TASO’s advice on the efficacy of financial support in widening participation is based on evidence from seven causal research studies and five literature reviews. All the studies used experimental or quasi-experimental techniques to assess the impact of various forms of financial support and most of this research took place in the USA.
We have focused on evidence produced in the last 10 years and, in the case of UK-based evidence, since the student finance reforms were introduced in 2012.
The key references are given below.
Causal studies on the impact of financial support:
Bettinger, E. (2015). Need-Based Aid and College Persistence. Educational Evaluation And Policy Analysis, 37(1_suppl), 102S-119S. https://doi.org/10.3102/0162373715576072
Dearden, L., Fitzsimons, E., & Wyness, G. (2014). Money for nothing: Estimating the impact of student aid on participation in higher education. Economics of Education Review, 43, 66-78. https://doi.org/10.1016/j.econedurev.2014.09.005
Fack, G., & Grenet, J. (2015). Improving College Access and Success for Low-Income Students: Evidence from a Large Need-Based Grant Program. American Economic Journal: Applied Economics, 7(2), 1-34. https://doi.org/10.1257/app.20130423
Hoxby, C., & Turner, S. (2013). Expanding college opportunities for high-achieving, low income students. Stanford Institute for Economic Policy Research Discussion Paper, 12, 014.
Nielsen, H., Sørensen, T., & Taber, C. (2010). Estimating the Effect of Student Aid on College Enrollment: Evidence from a Government Grant Policy Reform. American Economic Journal: Economic Policy, 2(2), 185-215. https://doi.org/10.1257/pol.2.2.185
Page, L., Kehoe, S., Castleman, B., & Sahadewo, G. (2017). More than Dollars for Scholars. Journal Of Human Resources, 54(3), 683-725. https://doi.org/10.3368/jhr.54.3.0516.7935r1
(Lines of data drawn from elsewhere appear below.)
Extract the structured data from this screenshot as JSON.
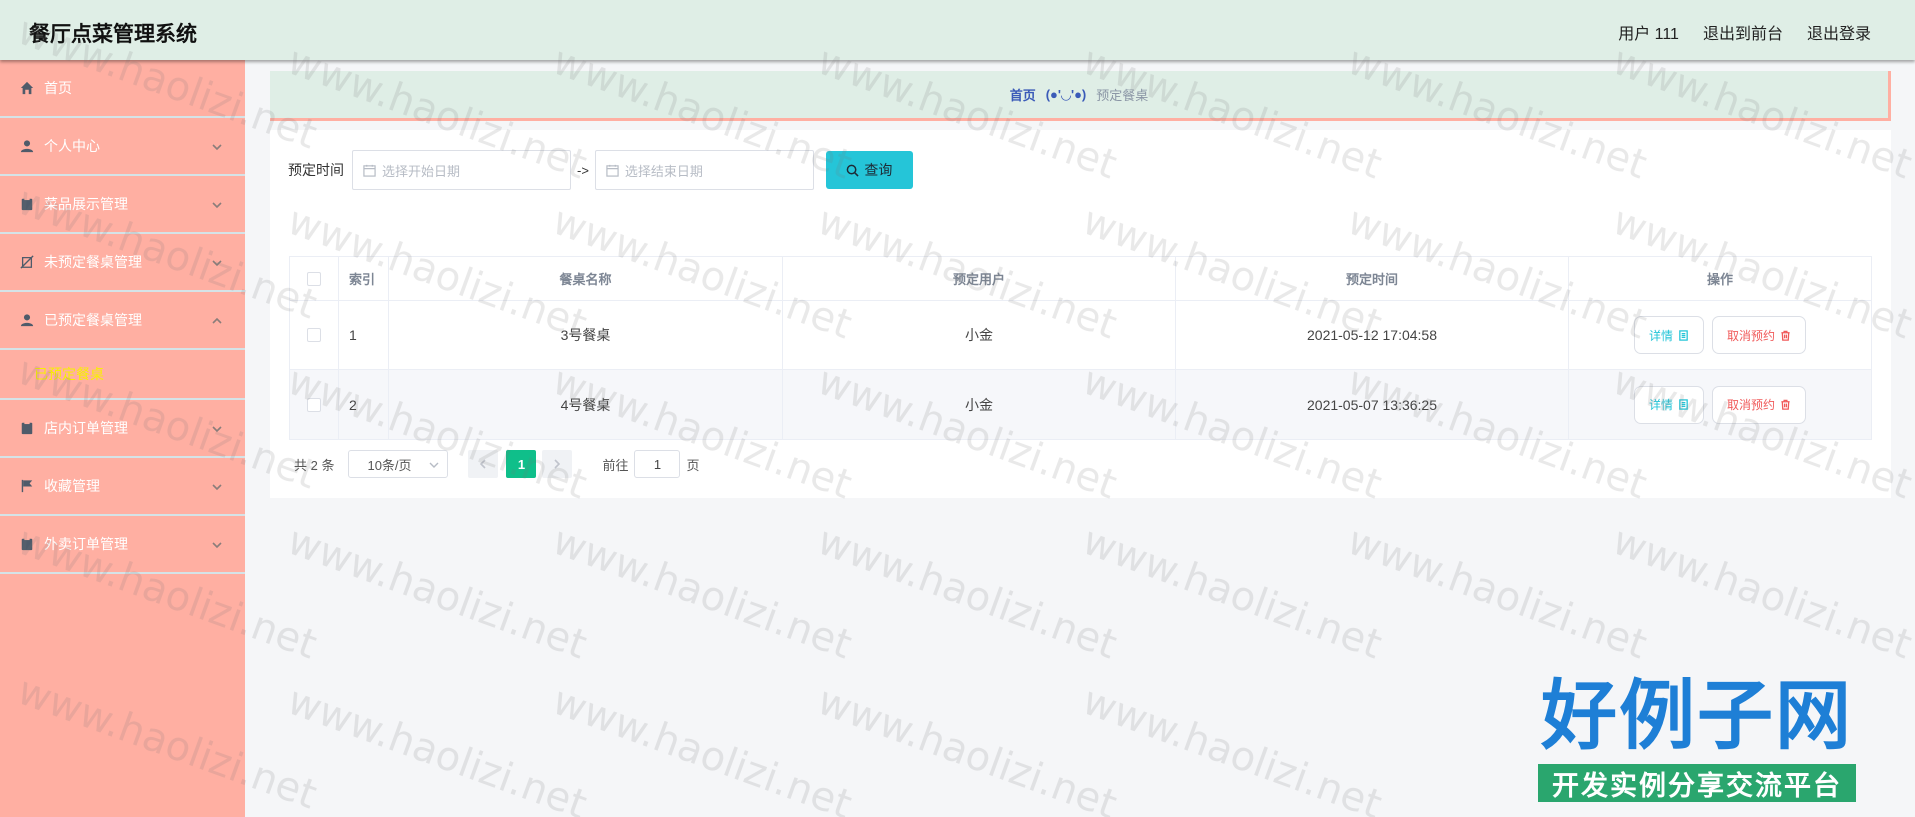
{
  "app": {
    "title": "餐厅点菜管理系统"
  },
  "topbar": {
    "user": "用户 111",
    "front": "退出到前台",
    "logout": "退出登录"
  },
  "sidebar": {
    "items": [
      {
        "label": "首页",
        "icon": "home-icon"
      },
      {
        "label": "个人中心",
        "icon": "user-icon"
      },
      {
        "label": "菜品展示管理",
        "icon": "clipboard-icon"
      },
      {
        "label": "未预定餐桌管理",
        "icon": "no-booking-icon"
      },
      {
        "label": "已预定餐桌管理",
        "icon": "user-icon"
      },
      {
        "label": "店内订单管理",
        "icon": "clipboard-icon"
      },
      {
        "label": "收藏管理",
        "icon": "flag-icon"
      },
      {
        "label": "外卖订单管理",
        "icon": "clipboard-icon"
      }
    ],
    "sub_active": "已预定餐桌"
  },
  "breadcrumb": {
    "home": "首页",
    "sep": "(●'◡'●)",
    "current": "预定餐桌"
  },
  "search": {
    "label": "预定时间",
    "start_placeholder": "选择开始日期",
    "sep": "->",
    "end_placeholder": "选择结束日期",
    "button": "查询"
  },
  "table": {
    "headers": [
      "索引",
      "餐桌名称",
      "预定用户",
      "预定时间",
      "操作"
    ],
    "rows": [
      {
        "index": "1",
        "name": "3号餐桌",
        "user": "小金",
        "time": "2021-05-12 17:04:58"
      },
      {
        "index": "2",
        "name": "4号餐桌",
        "user": "小金",
        "time": "2021-05-07 13:36:25"
      }
    ],
    "detail_label": "详情",
    "cancel_label": "取消预约"
  },
  "pager": {
    "total": "共 2 条",
    "page_size": "10条/页",
    "current": "1",
    "goto": "前往",
    "goto_value": "1",
    "page_unit": "页"
  },
  "watermark": "www.haolizi.net",
  "logo": {
    "main": "好例子网",
    "sub": "开发实例分享交流平台"
  },
  "colors": {
    "sidebar": "#ffafa2",
    "topbar": "#dfeee6",
    "accent": "#25c5d8",
    "pager_active": "#0fbf8a",
    "danger": "#f05a5a",
    "submenu_active": "#f7f000"
  }
}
Vergolini, L., & Zanini, N. (2015). Away, but not too far from home. The effects of financial aid on university enrolment decisions. Economics Of Education Review, 49, 91-109. https://doi.org/10.1016/j.econedurev.2015.08.003
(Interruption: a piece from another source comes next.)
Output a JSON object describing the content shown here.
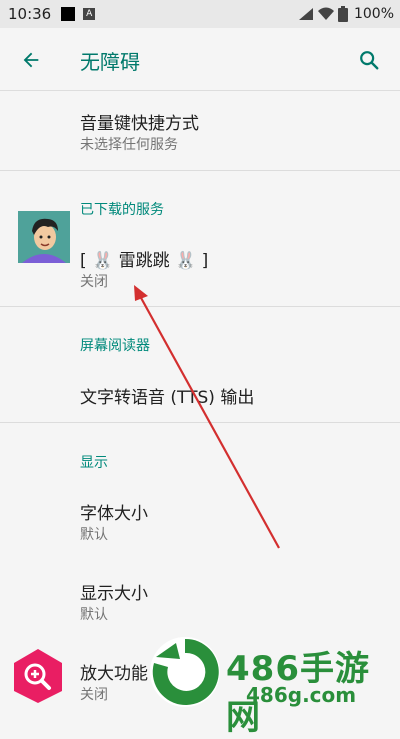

French, R., & Oreopoulos, P. (2017). Behavioral barriers transitioning to college. Labour Economics, 47, 48-63. https://doi.org/10.1016/j.labeco.2017.05.005
Herbaut, E., & Geven, K. (2020). What works to reduce inequalities in higher education? A systematic review of the (quasi-)experimental literature on outreach and financial aid. Research In Social Stratification And Mobility, 65, 100442. https://doi.org/10.1016/j.rssm.2019.100442
Moore, J., Sanders, J., & Higham, L. (2013). Literature review of research into widening participation to higher education. Report to HEFCE and OFFA. AimHigher Research & Consultancy Network.
Scott-Clayton, J. (2015). The role of financial aid in promoting college access and success: Research evidence and proposals for reform. Journal of Student Financial Aid, 45(3), 3. Retrieved from https://ir.library.louisville.edu/jsfa/vol45/iss3/3
Younger, K., Gascoine, L., Menzies, V., & Torgerson, C. (2018). A systematic review of evidence on the effectiveness of interventions and strategies for widening participation in higher education. Journal Of Further And Higher Education, 43(6), 742-773. https://doi.org/10.1080/0309877x.2017.1404558